Horsham 100-year-old celebrates in style - despite Covid
Covid restrictions limited the celebrations for Horsham man Cyril Robins on his 100th birthday.
But his family still managed to mark the milestone in style with a specially-baked cake and specially-commissioned jumper commemorating the time he served in the RAF during the Second World War.
Cyril was born in Ifield on March 1 1921 and was the eldest child of Sydney and Margaret Robins. Sydney worked as chauffeur to the Courage family, owners of the Courage Brewery.
As a child, Cyril proved to be an early entrepreneur by collecting bits of old bicycles, rebuilding them and selling them on to his mates.
After leaving Robinson Road school in Crawley in 1935, Cyril went to work at Stanfords garage, training as a mechanic.
Four years later the Courage family moved to Horsham and the Robins family moved with them, setting up home in Crawley Road. From there, Cyril cycled to Crawley and back for his job at the garage and was still there when war broke out.
He was called up in 1941, when he was 20, to join the RAF and was sent to Lincolnshire to do his ‘square bashing’, as he calls it, at a place called Cardington.
He was then transferred to RAF Syerston to complete his training and worked for fleet motor transport working on various vehicles that the RAF owned.
Cyril spent about a year there before moving to Boston and then later travelled by ship to India, through the Mediterranean and the Suez Canal trying to avoid German submarines on the way.
The ship docked in Bombay and Cyril then had a two-day train ride to a transit camp in Calcutta, followed by a 150-mile lorry ride to Asansol, a Royal Airforce Base.
Subsequently he was transferred a further 100 plus miles over mostly dirt roads to a workshop in Jamshedpur where he spent the rest of the war working as a mechanic.
While in India he was reunited with his old pal Frank Urry and they spent a lot of time together with their other pal Mike Robinson.
Cyril returned to England in 1946 and docked in Liverpool. As he left the ship, he kissed the ground and said he would never leave Britain again.
He returned to his old job as a mechanic and once, while on a visit to his aunt and uncle in Staplefield, he met his future wife Irene Boxall, who he spotted in the garden next door.
They married on June 26 1948 in Staplefield Parish Church and their first home was two attic rooms in Albion Terrace.
They later moved to Bennetts Road where they brought up their four children until 1967 when they moved to Hornbeam Close, a brand-new development, where Cyril still lives.

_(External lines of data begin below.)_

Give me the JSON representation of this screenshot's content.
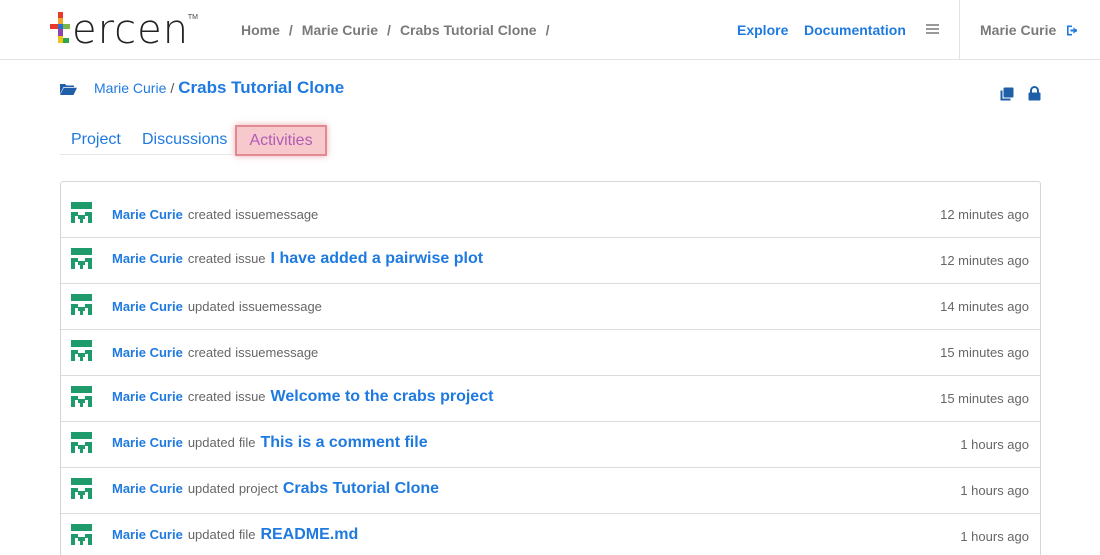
{
  "app": {
    "logo_text": "ercen",
    "logo_tm": "TM"
  },
  "breadcrumb": {
    "items": [
      "Home",
      "Marie Curie",
      "Crabs Tutorial Clone"
    ],
    "separator": "/"
  },
  "nav": {
    "explore": "Explore",
    "documentation": "Documentation",
    "user": "Marie Curie"
  },
  "project": {
    "owner": "Marie Curie",
    "separator": "/",
    "title": "Crabs Tutorial Clone"
  },
  "tabs": {
    "project": "Project",
    "discussions": "Discussions",
    "activities": "Activities",
    "active": "Activities"
  },
  "activities": [
    {
      "actor": "Marie Curie",
      "verb": "created",
      "object": "issuemessage",
      "target": "",
      "time": "12 minutes ago"
    },
    {
      "actor": "Marie Curie",
      "verb": "created",
      "object": "issue",
      "target": "I have added a pairwise plot",
      "time": "12 minutes ago"
    },
    {
      "actor": "Marie Curie",
      "verb": "updated",
      "object": "issuemessage",
      "target": "",
      "time": "14 minutes ago"
    },
    {
      "actor": "Marie Curie",
      "verb": "created",
      "object": "issuemessage",
      "target": "",
      "time": "15 minutes ago"
    },
    {
      "actor": "Marie Curie",
      "verb": "created",
      "object": "issue",
      "target": "Welcome to the crabs project",
      "time": "15 minutes ago"
    },
    {
      "actor": "Marie Curie",
      "verb": "updated",
      "object": "file",
      "target": "This is a comment file",
      "time": "1 hours ago"
    },
    {
      "actor": "Marie Curie",
      "verb": "updated",
      "object": "project",
      "target": "Crabs Tutorial Clone",
      "time": "1 hours ago"
    },
    {
      "actor": "Marie Curie",
      "verb": "updated",
      "object": "file",
      "target": "README.md",
      "time": "1 hours ago"
    }
  ],
  "colors": {
    "accent": "#1f7ae0",
    "avatar": "#1f9a6b",
    "highlight": "#f7c9cc"
  },
  "icons": [
    "folder-icon",
    "menu-icon",
    "sign-out-icon",
    "copy-icon",
    "lock-icon",
    "avatar-icon"
  ]
}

During his married life Cyril worked driving buses and coaches for a few years and then went to work for Sussex and Dorking bricks, driving lorries. Later, he changed his job for more local deliveries and drove tankers for William Cory and Son until his retirement.

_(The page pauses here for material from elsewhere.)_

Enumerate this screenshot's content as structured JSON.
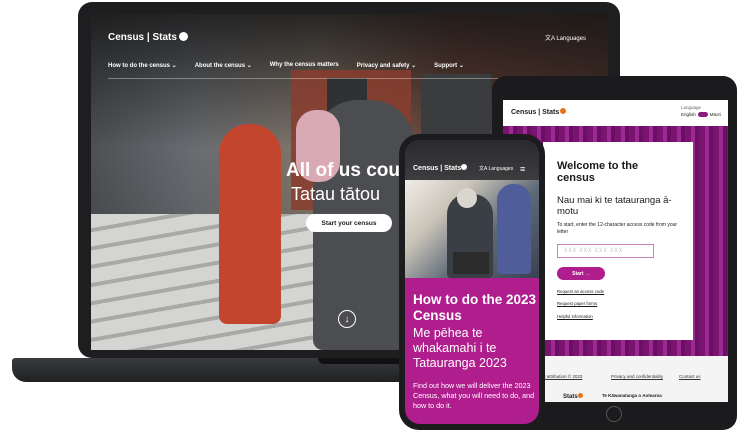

After retiring he worked delivering cars all over the country for Gilbert Rice, the Ford garage in the Bishopric. He also did odd jobs for his son Steve, who owned a builders merchants’s yard in Billingshurst.
Cyril never went abroad again but enjoyed many holidays in good old Blighty, as he called it. Family caravan holidays and in later years coach trips with Rene to Scotland, which they loved.

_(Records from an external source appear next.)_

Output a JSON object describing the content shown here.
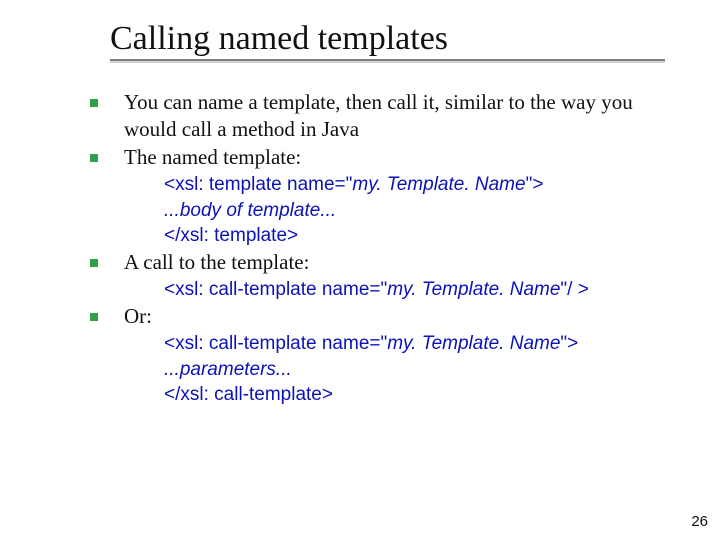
{
  "slide": {
    "title": "Calling named templates",
    "page_number": "26",
    "bullets": [
      {
        "text": "You can name a template, then call it, similar to the way you would call a method in Java"
      },
      {
        "text": "The named template:",
        "code": [
          {
            "prefix": "<xsl: template name=\"",
            "ital": "my. Template. Name",
            "suffix": "\">"
          },
          {
            "prefix": "",
            "ital": "...body of template...",
            "suffix": ""
          },
          {
            "prefix": "</xsl: template>",
            "ital": "",
            "suffix": ""
          }
        ]
      },
      {
        "text": "A call to the template:",
        "code": [
          {
            "prefix": "<xsl: call-template name=\"",
            "ital": "my. Template. Name",
            "suffix": "\"/ >"
          }
        ]
      },
      {
        "text": "Or:",
        "code": [
          {
            "prefix": "<xsl: call-template name=\"",
            "ital": "my. Template. Name",
            "suffix": "\">"
          },
          {
            "prefix": "",
            "ital": "...parameters...",
            "suffix": ""
          },
          {
            "prefix": "</xsl: call-template>",
            "ital": "",
            "suffix": ""
          }
        ]
      }
    ]
  }
}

Cyril and Rene were married for 70 years just managing to celebrate their anniversary when sadly Rene passed away on July 8 2018.
During their life together they had four children, Stephen, Brenda, Edna, and Andrew. There followed 18 grandchildren, 30 great grandchildren, with two more on the way, and three great great grandchildren.
Apart from aeroplanes and cars Cyril loved steam trains and he loved the roads. Whereas many people might pick up a book to read a story or find some facts, Cyril loved browsing road atlases and finding out how the road system connected the country.
“It was his geography,” say his family. “He can still tell you how to get from one place to another without the use of any modern Satnav technology.”